For the last few years, Apple has always been first in line to tap TSMC’s most advanced nodes. It was the first company to unveil an SoC using TSMC’s 5nm node way back in 2020, the A14 chip for the iPhone 12. That’s a process that AMD and Nvidia are just now starting to use, two years later. Apple will also likely be the first company to use TSMC’s 3nm process as well for the iPhone 15. The two companies have had a symbiotic relationship that has benefited both companies greatly, until now. According to reports, TSMC recently told Apple it was going to raise its prices, and Apple allegedly told TSMC to pound sand. Not long after, Apple allegedly changed its mind and has now agreed to the terms. The dustup highlights the immense power TSMC has in the semiconductor industry currently. Apple uses TSMC for all of its advanced designs, so it also shows the risks associated with putting all of your silicon eggs in one basket.
The whole saga started recently via a report from Taiwan’s Economic Daily News. It stated that TSMC told Apple it was planning on raising its wafer prices by six to nine percent. According to Macrumors, TSMC’s prices were already around 20 percent higher than those charged by its competitors. The reason for the increase was inflation, essentially. Everything has gotten more expensive, including supplies, materials, and labor. Apple allegedly rejected that “offer” from TSMC, though neither company would officially comment on the disagreement. It was reported previously that TSMC was planning on raising prices in 2022 due to supply chain issues, but apparently, the situation has improved enough that Apple felt it could take a hardline stance. However, Apple has reportedly acquiesced to TSMC’s demands according to TechSpot.
Apple is TSMC’s biggest customer. It reportedly contributes more than 25 percent of TSMC’s annual revenue, so it has a bit of leverage. However, TSMC arguably has even more, as it’s the undisputed king of advanced nodes. Plus, it’s doubtful Apple would tap Samsung or, gasp, Intel to make its future chips. Although Samsung’s 3nm process is currently in production, Intel is still on 10nm (Intel 7) and beginning to ramp 7nm (Intel 4) for Meteor Lake in 2023. However, Intel has stated it hopes to regain Apple’s business in the future. It hopes to achieve “unquestioned supremacy” by 2025 when it theoretically might catch up to TSMC in advanced nodes. Situations like this might someday propel Apple into the virtual arms of a different foundry—maybe even Intel’s.

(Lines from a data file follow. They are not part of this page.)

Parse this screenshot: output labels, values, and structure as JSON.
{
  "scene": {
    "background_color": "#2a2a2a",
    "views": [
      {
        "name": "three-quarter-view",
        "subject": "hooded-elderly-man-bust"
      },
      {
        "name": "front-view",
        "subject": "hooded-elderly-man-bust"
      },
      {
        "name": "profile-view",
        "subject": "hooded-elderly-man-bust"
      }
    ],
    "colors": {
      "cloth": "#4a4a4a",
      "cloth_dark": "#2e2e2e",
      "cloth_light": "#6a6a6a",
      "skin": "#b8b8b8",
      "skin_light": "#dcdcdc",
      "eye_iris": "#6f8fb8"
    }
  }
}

Still, it’s a situation that caught the whole industry’s attention. TSMC has the business of some of tech’s biggest companies. That includes Nvidia and AMD currently, as well as Apple and Intel. The thinking was if Apple could get it to back down, maybe another company could do the same. That obviously didn’t pan out, however. TSMC has also been playing hardball as of late, so this conclusion is not a surprise. AMD, Intel, and Nvidia had asked to reduce wafer orders in the wake of the great GPU dump of mid-2022. TSMC reportedly told Nvidia no on that one, as once again, what was Nvidia going to do about it? Go back to Samsung?
For now, it’s a rare situation for a company as powerful and wealthy as Apple to be forced to capitulate to another company’s demands. But it’s obvious to everyone why it allegedly did so: it had no choice. The same can be said for AMD and Nvidia. The situation will probably be exacerbated by TSMC’s 3nm process too, as everyone seemingly wants a piece of it. It’s one of the reasons the US Commerce Secretary recently warned about the US’s reliance on TSMC in general. She stated that if that supply of chips were suddenly cut off, the US would plummet into an immediate recession. “Right now, the US does not produce any leading-edge chips in our country,” she said.
Back then she was promoting the CHIPS Act back then, which was recently signed into law. It’s possible that once those funds begin to flow to companies like Intel, the US can begin to compete more effectively with TSMC. Although, that won’t come to fruition for several years, at least.